ABOUT THIS TASK> I need each line of the entries below that includes the string "text".

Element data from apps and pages
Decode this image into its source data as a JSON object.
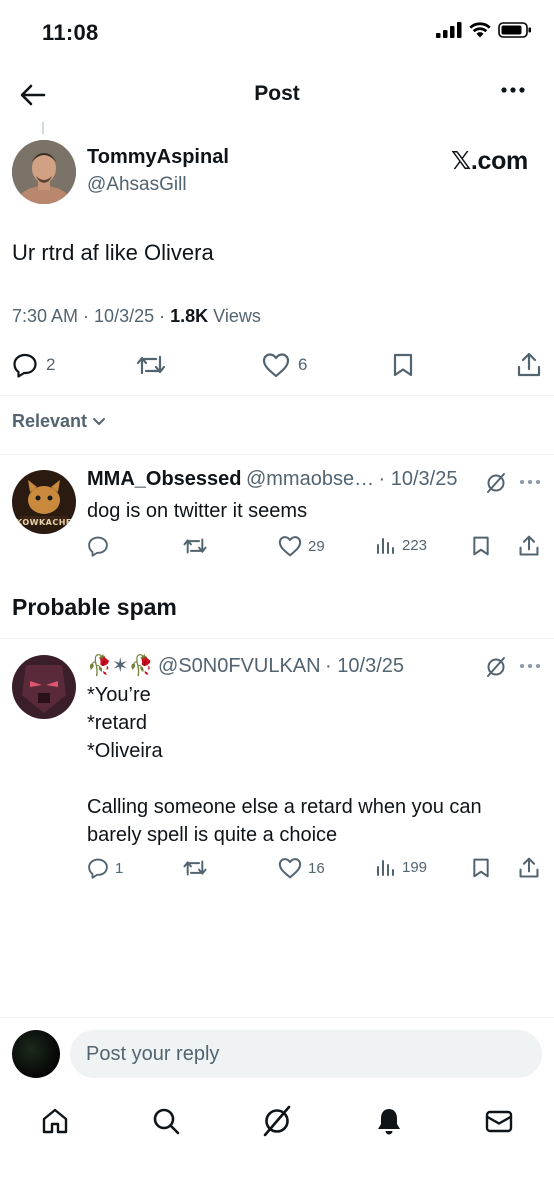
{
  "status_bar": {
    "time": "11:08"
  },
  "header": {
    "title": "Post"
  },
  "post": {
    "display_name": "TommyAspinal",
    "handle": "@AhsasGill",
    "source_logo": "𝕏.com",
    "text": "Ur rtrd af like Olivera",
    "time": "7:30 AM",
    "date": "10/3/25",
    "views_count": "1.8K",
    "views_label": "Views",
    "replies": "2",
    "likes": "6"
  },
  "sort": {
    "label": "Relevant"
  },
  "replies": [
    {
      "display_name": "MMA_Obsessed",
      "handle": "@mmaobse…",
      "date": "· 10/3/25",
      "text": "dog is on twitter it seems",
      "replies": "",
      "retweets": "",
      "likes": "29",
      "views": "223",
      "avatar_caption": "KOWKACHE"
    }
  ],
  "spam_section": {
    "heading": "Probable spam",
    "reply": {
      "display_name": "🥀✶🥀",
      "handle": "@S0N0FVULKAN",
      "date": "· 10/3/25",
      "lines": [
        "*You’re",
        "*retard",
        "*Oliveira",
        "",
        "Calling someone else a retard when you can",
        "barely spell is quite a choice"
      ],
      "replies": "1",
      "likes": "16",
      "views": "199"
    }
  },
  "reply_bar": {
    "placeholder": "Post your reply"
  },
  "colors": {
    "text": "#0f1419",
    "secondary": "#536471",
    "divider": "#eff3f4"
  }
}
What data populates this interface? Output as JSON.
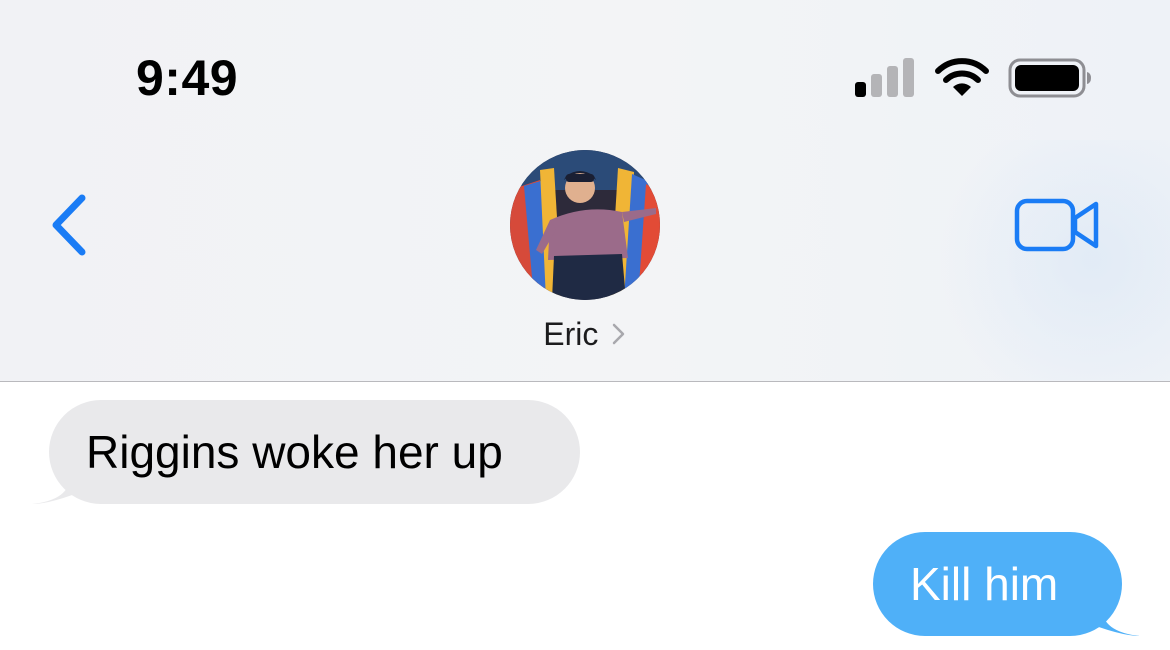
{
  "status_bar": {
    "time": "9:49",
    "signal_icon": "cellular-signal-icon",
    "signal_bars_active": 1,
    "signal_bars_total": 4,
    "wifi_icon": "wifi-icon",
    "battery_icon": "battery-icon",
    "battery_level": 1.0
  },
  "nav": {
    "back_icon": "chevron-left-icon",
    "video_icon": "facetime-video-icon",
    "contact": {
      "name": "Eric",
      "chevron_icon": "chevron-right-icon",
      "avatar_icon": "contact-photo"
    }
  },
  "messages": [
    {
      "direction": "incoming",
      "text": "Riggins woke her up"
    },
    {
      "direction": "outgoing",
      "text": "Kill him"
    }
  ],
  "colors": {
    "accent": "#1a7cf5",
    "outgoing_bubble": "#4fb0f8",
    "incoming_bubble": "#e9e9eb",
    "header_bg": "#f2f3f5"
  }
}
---
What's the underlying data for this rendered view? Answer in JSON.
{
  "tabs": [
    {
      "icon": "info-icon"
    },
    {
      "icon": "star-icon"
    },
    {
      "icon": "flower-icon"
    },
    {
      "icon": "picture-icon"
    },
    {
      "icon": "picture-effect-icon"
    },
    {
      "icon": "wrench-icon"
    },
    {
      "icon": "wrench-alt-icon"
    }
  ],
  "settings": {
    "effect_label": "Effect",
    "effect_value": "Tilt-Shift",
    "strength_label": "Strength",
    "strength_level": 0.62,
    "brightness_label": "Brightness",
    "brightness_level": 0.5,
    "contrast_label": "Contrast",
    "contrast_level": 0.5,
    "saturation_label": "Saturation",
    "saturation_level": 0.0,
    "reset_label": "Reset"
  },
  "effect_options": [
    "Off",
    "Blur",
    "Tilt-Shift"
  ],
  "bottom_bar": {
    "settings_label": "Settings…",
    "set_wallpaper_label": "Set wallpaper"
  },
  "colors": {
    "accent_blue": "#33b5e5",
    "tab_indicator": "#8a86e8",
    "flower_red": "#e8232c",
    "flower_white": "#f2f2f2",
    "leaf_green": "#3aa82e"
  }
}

RESULT OF THE EXERCISE>
    "text": "Ur rtrd af like Olivera",
      "text": "dog is on twitter it seems",
    "text": "#0f1419",
      "text": "Riggins woke her up"
      "text": "Kill him"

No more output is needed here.